Problem details:
Print all of the records. Exclude the images.

*** Records for processing ***

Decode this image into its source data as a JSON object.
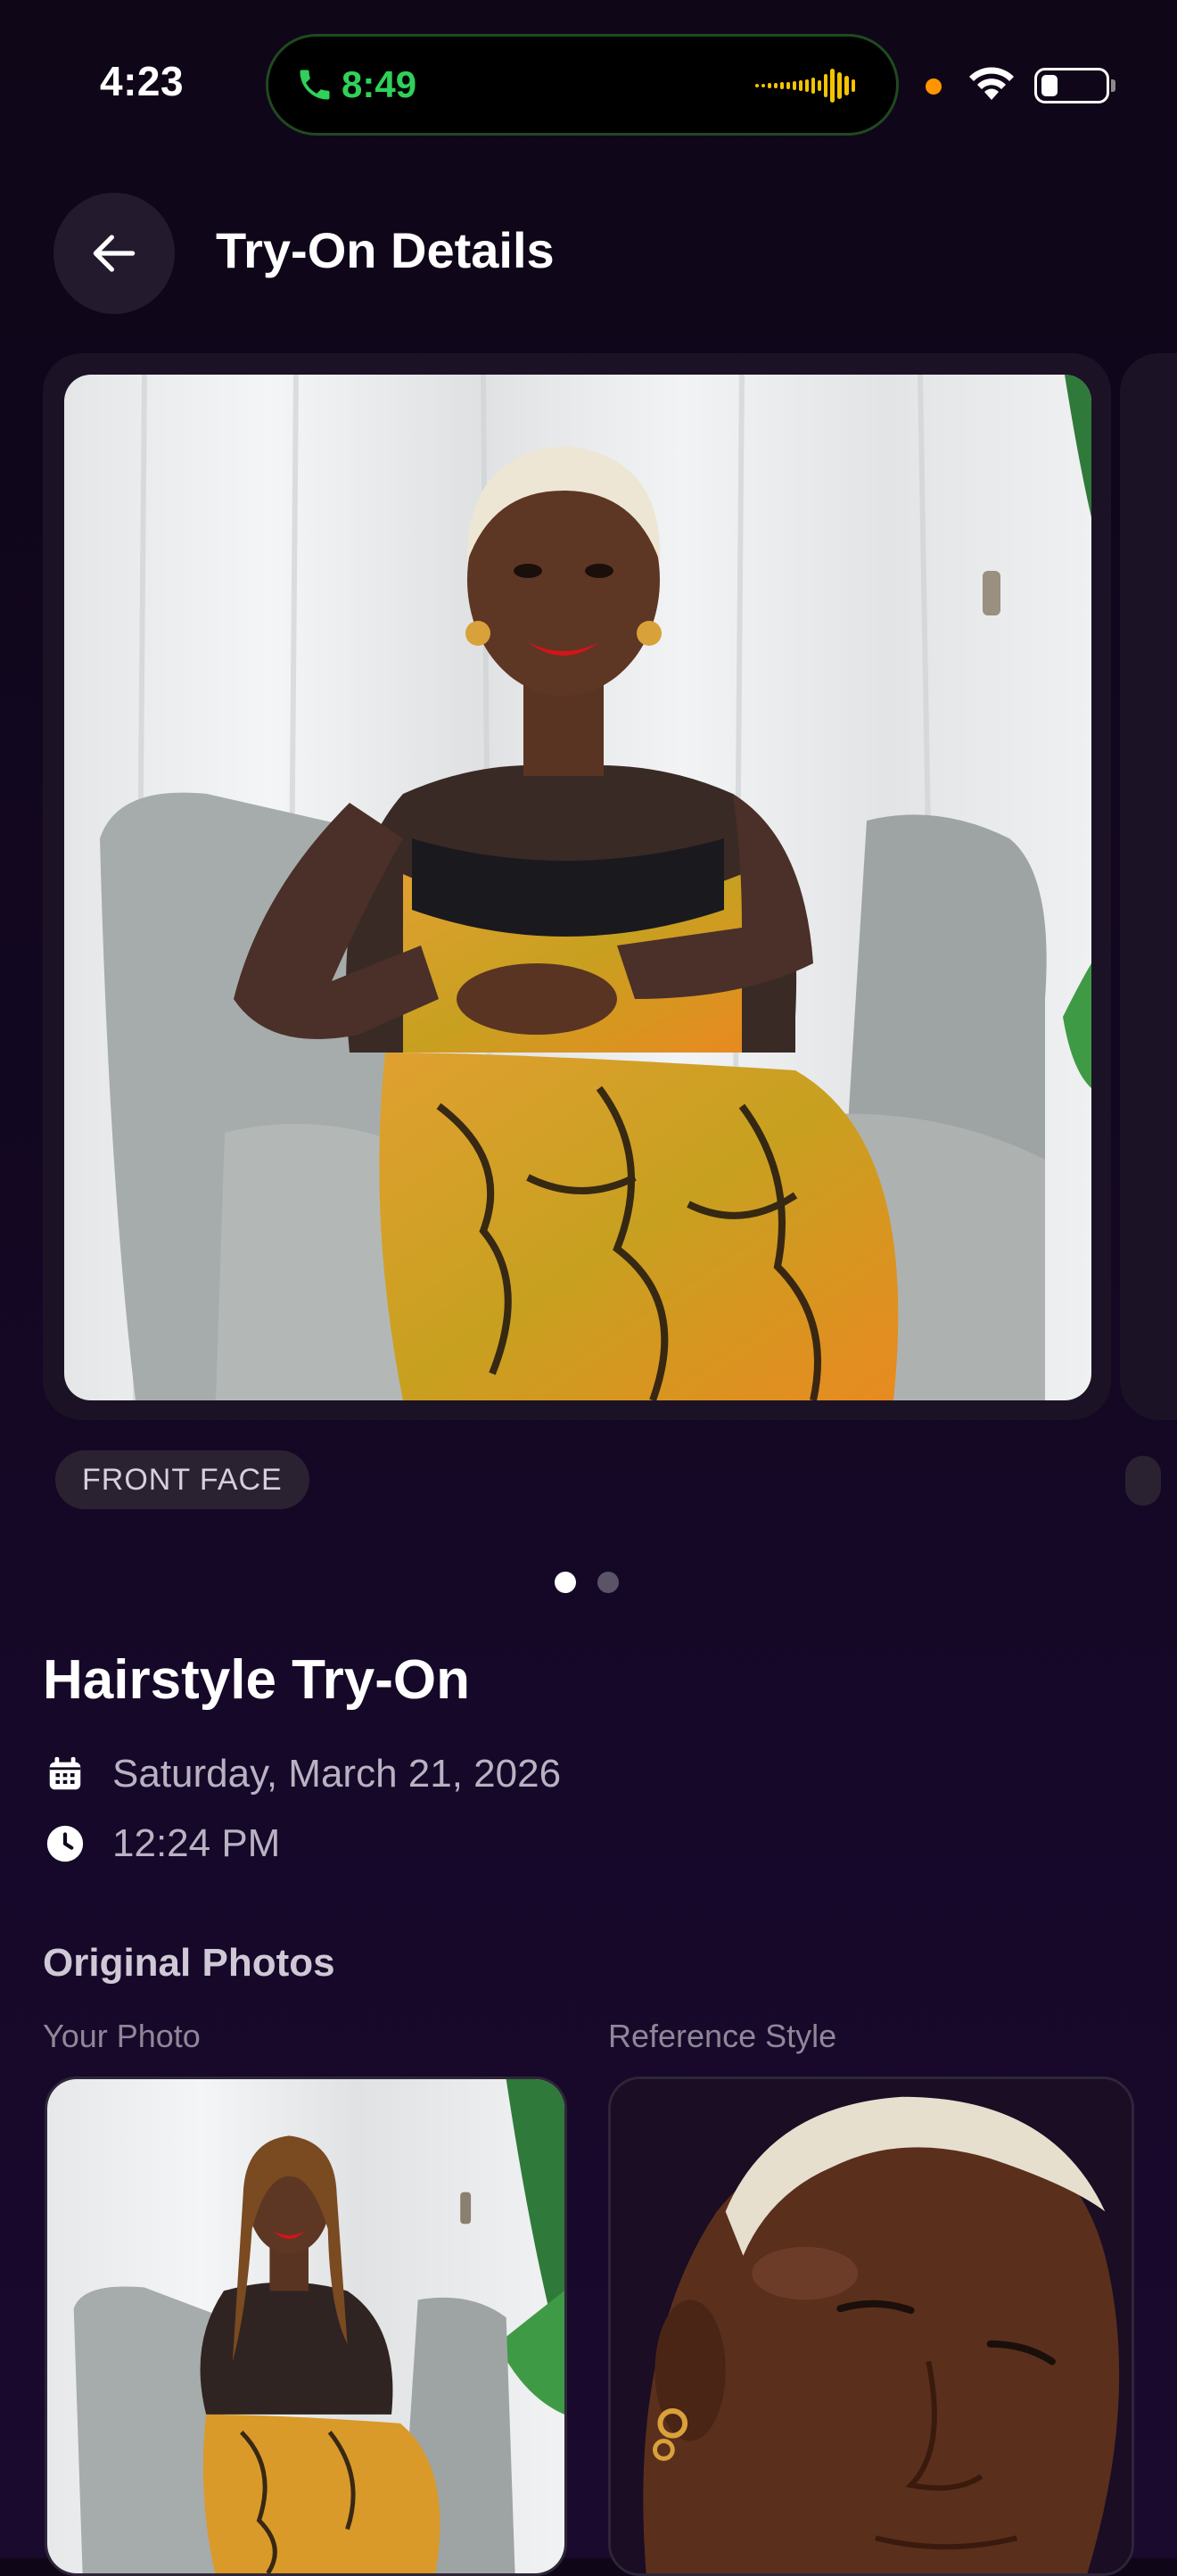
{
  "status_bar": {
    "time": "4:23",
    "call_time": "8:49",
    "call_color": "#2fd15a",
    "wave_color": "#f5c400",
    "recording_dot_color": "#ff9500",
    "icons": [
      "phone-icon",
      "waveform-icon",
      "wifi-icon",
      "battery-icon"
    ]
  },
  "header": {
    "title": "Try-On Details",
    "back_icon": "arrow-left-icon"
  },
  "carousel": {
    "badge": "FRONT FACE",
    "page_count": 2,
    "active_page": 1
  },
  "details": {
    "title": "Hairstyle Try-On",
    "date": "Saturday, March 21, 2026",
    "time": "12:24 PM",
    "icons": [
      "calendar-icon",
      "clock-icon"
    ]
  },
  "original_photos": {
    "title": "Original Photos",
    "your_photo_label": "Your Photo",
    "reference_label": "Reference Style"
  },
  "colors": {
    "background": "#120720",
    "card": "#1c1226",
    "badge": "#2a2231",
    "muted_text": "#b8b2c2"
  }
}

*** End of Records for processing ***

Your response:
Decode this image into its source data as a JSON object.
{
  "status_bar": {
    "time": "4:23",
    "call_time": "8:49",
    "call_color": "#2fd15a",
    "wave_color": "#f5c400",
    "recording_dot_color": "#ff9500",
    "icons": [
      "phone-icon",
      "waveform-icon",
      "wifi-icon",
      "battery-icon"
    ]
  },
  "header": {
    "title": "Try-On Details",
    "back_icon": "arrow-left-icon"
  },
  "carousel": {
    "badge": "FRONT FACE",
    "page_count": 2,
    "active_page": 1
  },
  "details": {
    "title": "Hairstyle Try-On",
    "date": "Saturday, March 21, 2026",
    "time": "12:24 PM",
    "icons": [
      "calendar-icon",
      "clock-icon"
    ]
  },
  "original_photos": {
    "title": "Original Photos",
    "your_photo_label": "Your Photo",
    "reference_label": "Reference Style"
  },
  "colors": {
    "background": "#120720",
    "card": "#1c1226",
    "badge": "#2a2231",
    "muted_text": "#b8b2c2"
  }
}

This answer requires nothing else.